References: <3E244AFE.4F3E@sneakemail.com> <3E26E3E2.firstname.lastname@example.org> <3E2922B4.C3B@sneakemail.com>
Date: Sat, 18 Jan 2003 21:05:40 -0500
NNTP-Posting-Date: Sat, 18 Jan 2003 21:05:06 EST
Organization: Bell Sympatico
> "Mike Monett" wrote in message
> > Mike wrote:
> > I think you meant to say it undersamples. The sample clock can be at or
> > below the fundamental.
> According to your description, you're sampling at the carrier rate. The
> modulating signal, which you're trying to recover, is a much lower
> frequency, and is being oversampled.
Mike, I appreciate your reading the article that carefully. It is really
looking at 100 MHz sine waves and square waves. There is no 1 KHz
modulation on the signal, although that's exactly what I state in the
article. The modulation refers to an internal parameter that sets the
period of the signal. I will modify the article to remove this confusion.
> > Well, that's nice. I can't do that. But I'm not really sure the binary
> > sampler would like all those nice linear equations:)
> My point is that you _already_ do all that, except for calculating the error
> term. The window is a simple description of a low pass filter (it's not
> realizable, but it's an adequate model, and it's very mathematically
> tractable). In your circuit, it's how you get from your DFF output to the
> op-amp output. Look at your Sampler Theory of Operation page.
I'll try to find some time and go over your model and see if I can
understand it better.
> What I meant was that you should subtract the input from the output, so you
> can see the error term by itself.
> -- Mike --
Well, according to the simulation results, as the SNR degrades, the
recovered signal drops in amplitude and shifts in phase. So a simple
subtraction might not tell the whole story.
In some applications, this is of little importance, but it is crucial in
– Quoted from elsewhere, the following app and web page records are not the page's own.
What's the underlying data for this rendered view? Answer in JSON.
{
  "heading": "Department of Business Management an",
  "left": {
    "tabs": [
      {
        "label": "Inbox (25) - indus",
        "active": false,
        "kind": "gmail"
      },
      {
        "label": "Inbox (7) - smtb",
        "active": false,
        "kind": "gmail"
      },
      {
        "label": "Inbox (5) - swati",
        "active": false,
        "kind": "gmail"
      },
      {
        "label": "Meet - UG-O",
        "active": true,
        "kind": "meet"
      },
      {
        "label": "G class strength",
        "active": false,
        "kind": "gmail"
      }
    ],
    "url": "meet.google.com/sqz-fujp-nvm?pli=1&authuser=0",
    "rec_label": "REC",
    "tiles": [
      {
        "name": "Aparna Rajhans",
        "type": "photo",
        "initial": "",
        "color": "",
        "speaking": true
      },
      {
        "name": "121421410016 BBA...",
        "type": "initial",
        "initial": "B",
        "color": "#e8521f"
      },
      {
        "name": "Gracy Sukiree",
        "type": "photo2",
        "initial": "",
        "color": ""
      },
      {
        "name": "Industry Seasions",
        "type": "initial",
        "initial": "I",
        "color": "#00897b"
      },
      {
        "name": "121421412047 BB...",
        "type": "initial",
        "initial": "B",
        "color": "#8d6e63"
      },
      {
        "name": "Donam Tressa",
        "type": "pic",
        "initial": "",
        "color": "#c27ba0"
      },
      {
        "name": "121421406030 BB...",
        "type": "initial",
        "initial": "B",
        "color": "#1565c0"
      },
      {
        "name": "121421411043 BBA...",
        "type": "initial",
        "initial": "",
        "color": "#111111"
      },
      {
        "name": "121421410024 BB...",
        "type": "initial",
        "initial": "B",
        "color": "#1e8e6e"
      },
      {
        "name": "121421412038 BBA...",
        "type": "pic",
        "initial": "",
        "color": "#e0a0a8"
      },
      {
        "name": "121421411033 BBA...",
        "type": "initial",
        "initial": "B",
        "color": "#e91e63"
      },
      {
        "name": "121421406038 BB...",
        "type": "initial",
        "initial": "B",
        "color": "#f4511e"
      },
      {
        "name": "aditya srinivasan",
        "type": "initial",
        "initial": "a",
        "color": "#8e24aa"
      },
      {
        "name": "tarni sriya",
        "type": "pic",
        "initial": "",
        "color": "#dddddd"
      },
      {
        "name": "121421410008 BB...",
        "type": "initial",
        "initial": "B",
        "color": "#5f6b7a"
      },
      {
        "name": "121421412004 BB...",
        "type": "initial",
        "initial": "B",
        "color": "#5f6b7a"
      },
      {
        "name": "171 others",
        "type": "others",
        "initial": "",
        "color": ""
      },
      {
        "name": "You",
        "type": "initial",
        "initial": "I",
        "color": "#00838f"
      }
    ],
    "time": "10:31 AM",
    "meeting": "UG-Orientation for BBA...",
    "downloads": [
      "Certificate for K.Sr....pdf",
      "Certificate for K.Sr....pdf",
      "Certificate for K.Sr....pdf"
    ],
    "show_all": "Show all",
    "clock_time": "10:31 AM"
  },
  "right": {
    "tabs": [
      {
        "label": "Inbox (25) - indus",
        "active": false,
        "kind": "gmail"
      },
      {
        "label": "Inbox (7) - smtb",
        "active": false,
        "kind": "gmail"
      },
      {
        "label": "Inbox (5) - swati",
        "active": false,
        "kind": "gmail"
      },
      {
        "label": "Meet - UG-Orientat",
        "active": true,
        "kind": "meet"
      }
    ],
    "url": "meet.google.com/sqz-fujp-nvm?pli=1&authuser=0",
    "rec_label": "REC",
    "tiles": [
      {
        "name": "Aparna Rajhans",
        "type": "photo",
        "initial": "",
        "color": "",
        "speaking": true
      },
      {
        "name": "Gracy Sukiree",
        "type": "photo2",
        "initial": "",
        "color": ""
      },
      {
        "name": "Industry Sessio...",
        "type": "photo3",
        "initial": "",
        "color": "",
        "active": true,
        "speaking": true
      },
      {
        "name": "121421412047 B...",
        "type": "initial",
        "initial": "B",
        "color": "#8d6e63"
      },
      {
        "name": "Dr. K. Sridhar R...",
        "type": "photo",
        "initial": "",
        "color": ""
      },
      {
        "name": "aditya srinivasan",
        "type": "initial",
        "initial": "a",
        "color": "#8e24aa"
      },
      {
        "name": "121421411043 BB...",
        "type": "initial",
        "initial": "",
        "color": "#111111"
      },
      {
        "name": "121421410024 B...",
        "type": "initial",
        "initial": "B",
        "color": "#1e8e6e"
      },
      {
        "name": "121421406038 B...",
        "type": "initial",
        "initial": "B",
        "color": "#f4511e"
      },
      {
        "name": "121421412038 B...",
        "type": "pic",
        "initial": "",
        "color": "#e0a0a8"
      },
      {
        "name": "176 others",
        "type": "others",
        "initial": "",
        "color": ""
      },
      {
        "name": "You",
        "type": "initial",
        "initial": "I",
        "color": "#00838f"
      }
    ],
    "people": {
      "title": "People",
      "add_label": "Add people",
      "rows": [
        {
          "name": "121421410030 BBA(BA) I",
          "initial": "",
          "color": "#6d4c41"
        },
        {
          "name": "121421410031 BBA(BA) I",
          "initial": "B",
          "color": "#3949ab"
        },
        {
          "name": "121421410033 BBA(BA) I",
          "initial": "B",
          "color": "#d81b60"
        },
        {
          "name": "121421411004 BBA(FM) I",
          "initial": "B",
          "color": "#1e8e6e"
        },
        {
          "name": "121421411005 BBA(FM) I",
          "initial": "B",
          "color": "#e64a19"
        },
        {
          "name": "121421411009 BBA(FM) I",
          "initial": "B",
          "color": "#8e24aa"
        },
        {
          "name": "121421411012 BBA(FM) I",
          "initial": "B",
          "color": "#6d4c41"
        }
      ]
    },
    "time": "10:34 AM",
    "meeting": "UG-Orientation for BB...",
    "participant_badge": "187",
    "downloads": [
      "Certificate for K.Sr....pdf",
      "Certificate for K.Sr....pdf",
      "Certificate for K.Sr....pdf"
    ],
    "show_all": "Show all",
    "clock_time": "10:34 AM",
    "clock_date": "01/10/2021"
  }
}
others. So I really need to find out if the hardware does the same, and if
the effect is linear with SNR or does it suddenly collapse somewhere. If it
does, why, and if there's anything that can be done to improve it. Lots of
But I really appreciate your thoughtful comments. Thanks for taking the
time to post.